For a number of years I've visited Palm Springs and always wanted to check out Joshua Tree National Park. And now that I have my "Golden Eagle" pass, a Joshua Tree visit became more compelling. So finally this week, as part of an October vacation, we finally traveled up, and through, the park. With some trepidation on the part of my LA city girl friend, we did a short hike, a tour of the Lee's ranch, and a long drive to the remote entrance/exit of the park. All in all, pretty cool, and literally, thankfully, since the weather was stormy but temperatures pleasant. A good time to visit the park, avoiding the temp extremes of summer and possible snow storms of winter. (Click on the pics for a larger presentation).

After the initial stop at the visitor's center, then presentation of the virgin senior pass to the ranger, we were off. First stop was the Hidden Valley loop hike. This valley was used at the turn of the 20th Century by cattle rustlers, who hid their herd in the box canyon. Our intrepid hiker at the start, then some shots of the valley:
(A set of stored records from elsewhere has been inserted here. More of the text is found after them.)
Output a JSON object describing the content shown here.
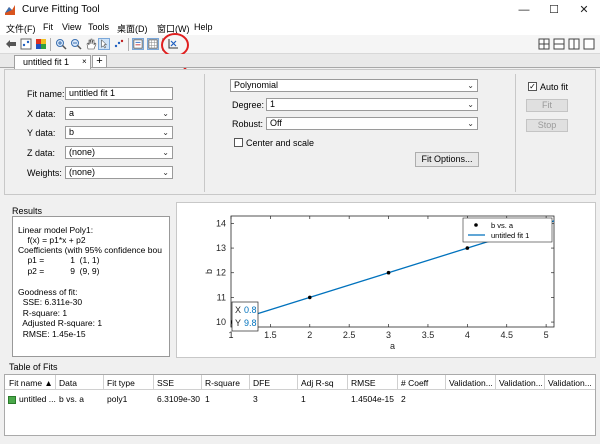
{
  "window": {
    "title": "Curve Fitting Tool",
    "controls": [
      "—",
      "☐",
      "✕"
    ]
  },
  "menu": [
    "文件(F)",
    "Fit",
    "View",
    "Tools",
    "桌面(D)",
    "窗口(W)",
    "Help"
  ],
  "tabs": {
    "active_label": "untitled fit 1",
    "close": "×",
    "add": "+"
  },
  "fit_setup": {
    "fit_name_label": "Fit name:",
    "fit_name_value": "untitled fit 1",
    "x_label": "X data:",
    "x_value": "a",
    "y_label": "Y data:",
    "y_value": "b",
    "z_label": "Z data:",
    "z_value": "(none)",
    "w_label": "Weights:",
    "w_value": "(none)"
  },
  "fit_type": {
    "type_value": "Polynomial",
    "degree_label": "Degree:",
    "degree_value": "1",
    "robust_label": "Robust:",
    "robust_value": "Off",
    "center_scale_label": "Center and scale",
    "center_scale_checked": false,
    "fit_options_label": "Fit Options..."
  },
  "fit_controls": {
    "auto_fit_label": "Auto fit",
    "auto_fit_checked": true,
    "fit_label": "Fit",
    "stop_label": "Stop"
  },
  "results": {
    "header": "Results",
    "lines": [
      "Linear model Poly1:",
      "    f(x) = p1*x + p2",
      "Coefficients (with 95% confidence bou",
      "    p1 =           1  (1, 1)",
      "    p2 =           9  (9, 9)",
      "",
      "Goodness of fit:",
      "  SSE: 6.311e-30",
      "  R-square: 1",
      "  Adjusted R-square: 1",
      "  RMSE: 1.45e-15"
    ]
  },
  "chart_data": {
    "type": "line",
    "xlabel": "a",
    "ylabel": "b",
    "xlim": [
      1,
      5.1
    ],
    "ylim": [
      9.8,
      14.3
    ],
    "xticks": [
      "1",
      "1.5",
      "2",
      "2.5",
      "3",
      "3.5",
      "4",
      "4.5",
      "5"
    ],
    "yticks": [
      "10",
      "11",
      "12",
      "13",
      "14"
    ],
    "series": [
      {
        "name": "b vs. a",
        "style": "points",
        "x": [
          1,
          2,
          3,
          4,
          5
        ],
        "y": [
          10,
          11,
          12,
          13,
          14
        ]
      },
      {
        "name": "untitled fit 1",
        "style": "line",
        "x": [
          0.8,
          5.4
        ],
        "y": [
          9.8,
          14.4
        ]
      }
    ],
    "legend_position": "top-right",
    "datatip": {
      "x_label": "X",
      "x": "0.8",
      "y_label": "Y",
      "y": "9.8"
    },
    "colors": {
      "fit_line": "#0072bd",
      "points": "#000000"
    }
  },
  "table_of_fits": {
    "title": "Table of Fits",
    "columns": [
      "Fit name ▲",
      "Data",
      "Fit type",
      "SSE",
      "R-square",
      "DFE",
      "Adj R-sq",
      "RMSE",
      "# Coeff",
      "Validation...",
      "Validation...",
      "Validation..."
    ],
    "rows": [
      [
        "untitled ...",
        "b vs. a",
        "poly1",
        "6.3109e-30",
        "1",
        "3",
        "1",
        "1.4504e-15",
        "2",
        "",
        "",
        ""
      ]
    ]
  }
}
Here's a nice mini Joshua tree, and some shots of interesting plants:


Above, I thought these were yucca plants, with an unusual bloom I called featherdusters. However, while possibly part of the yucca family, the plant is more accurately called Parry's nolina. Here's another example, framing our intrepid hiker...
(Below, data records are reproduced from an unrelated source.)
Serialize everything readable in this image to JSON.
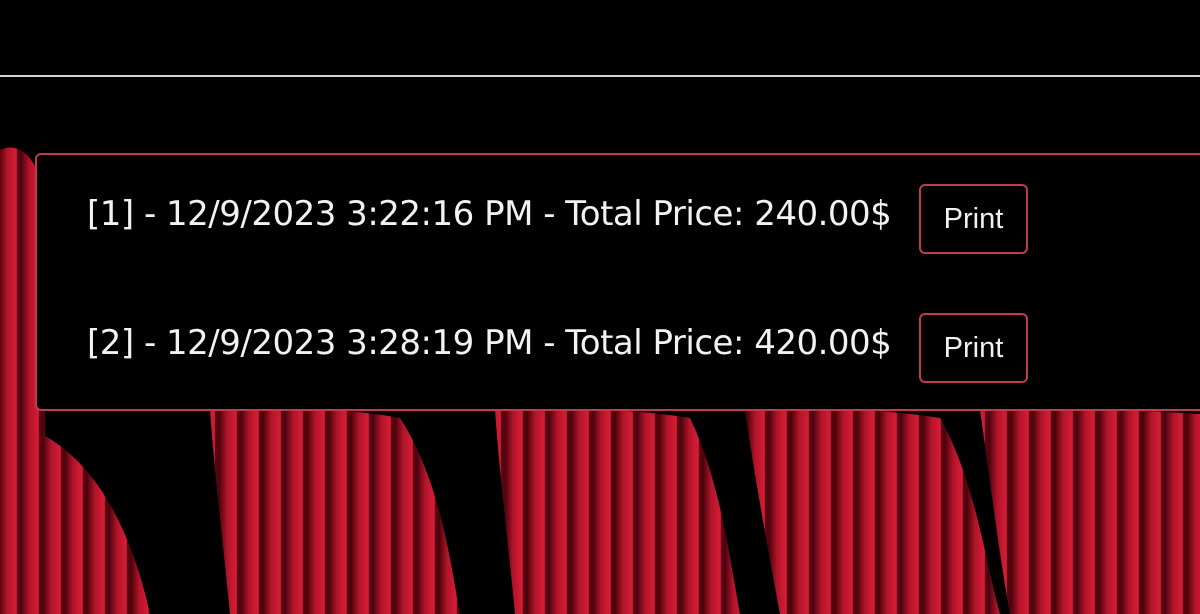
{
  "orders": [
    {
      "id": "[1]",
      "datetime": "12/9/2023 3:22:16 PM",
      "price_label": "Total Price:",
      "price": "240.00$",
      "line": "[1] - 12/9/2023 3:22:16 PM - Total Price: 240.00$",
      "print_label": "Print"
    },
    {
      "id": "[2]",
      "datetime": "12/9/2023 3:28:19 PM",
      "price_label": "Total Price:",
      "price": "420.00$",
      "line": "[2] - 12/9/2023 3:28:19 PM - Total Price: 420.00$",
      "print_label": "Print"
    }
  ],
  "colors": {
    "background": "#000000",
    "accent_border": "#c23a4d",
    "text": "#f2f2f2",
    "seat_red": "#b5142a"
  }
}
Joshua Tree is a popular destination for rock climbers. They've named this formation the "great burrito"...

And, finally for this portion of the trip, a neat shot of a rock window... By the way, this is not some form of sandstone, these rocks are granite!


We then drove over to Keys Point, an overlook high above the valley containing Palm Springs. Views are supposed to extend all the way to Mexico, but with overcast skies, we didn't see much. Unfortunate...


Lacey wanted to check out the Keys ranch... this is a tour conducted by a ranger and held once a day. Since it was stormy, we were the only ones prepared for the tour (we brought umbrellas, more for the blazing sun, but, as it turned out, proper protection for the intense cloudbursts we experienced). The ranger gave us a "private" tour, including the tin roof machine shed were we sought shelter during the most intense rain.


Bill Keys was an early homesteader in the area. First as a gold miner, then a cattleman, then as a "home depot" (he collected lots of junk for spare parts), somehow his family made a living and were able to survive until 1960 or so...


My favorite part of the ranch were the old trucks. A minor passion is to take pictures of these trucks, some day to collect them all into some sort of portfolio. The Mack truck has actually run in recent history (last 5-10 years).




And a shot from the ranch back over the entrance to the area.


Then we were off on the long drive to the southwestern entrance of the park. This took us across the division of high desert (Mohave) down to the low (and more desolate) desert (Colorado/Sonoran). We caught a great lightning storm and drove through pounding rain (thankfully brief). We did get a dry stop at the cholla cactus garden. Pretty neat...


Look but you better not touch...



From this exit, a short drive took us to I-10 and back to Palm Springs. Quite the loop, and a fun day. I want to visit Joshua Tree again, more great hikes to do, and other routes to take through the park.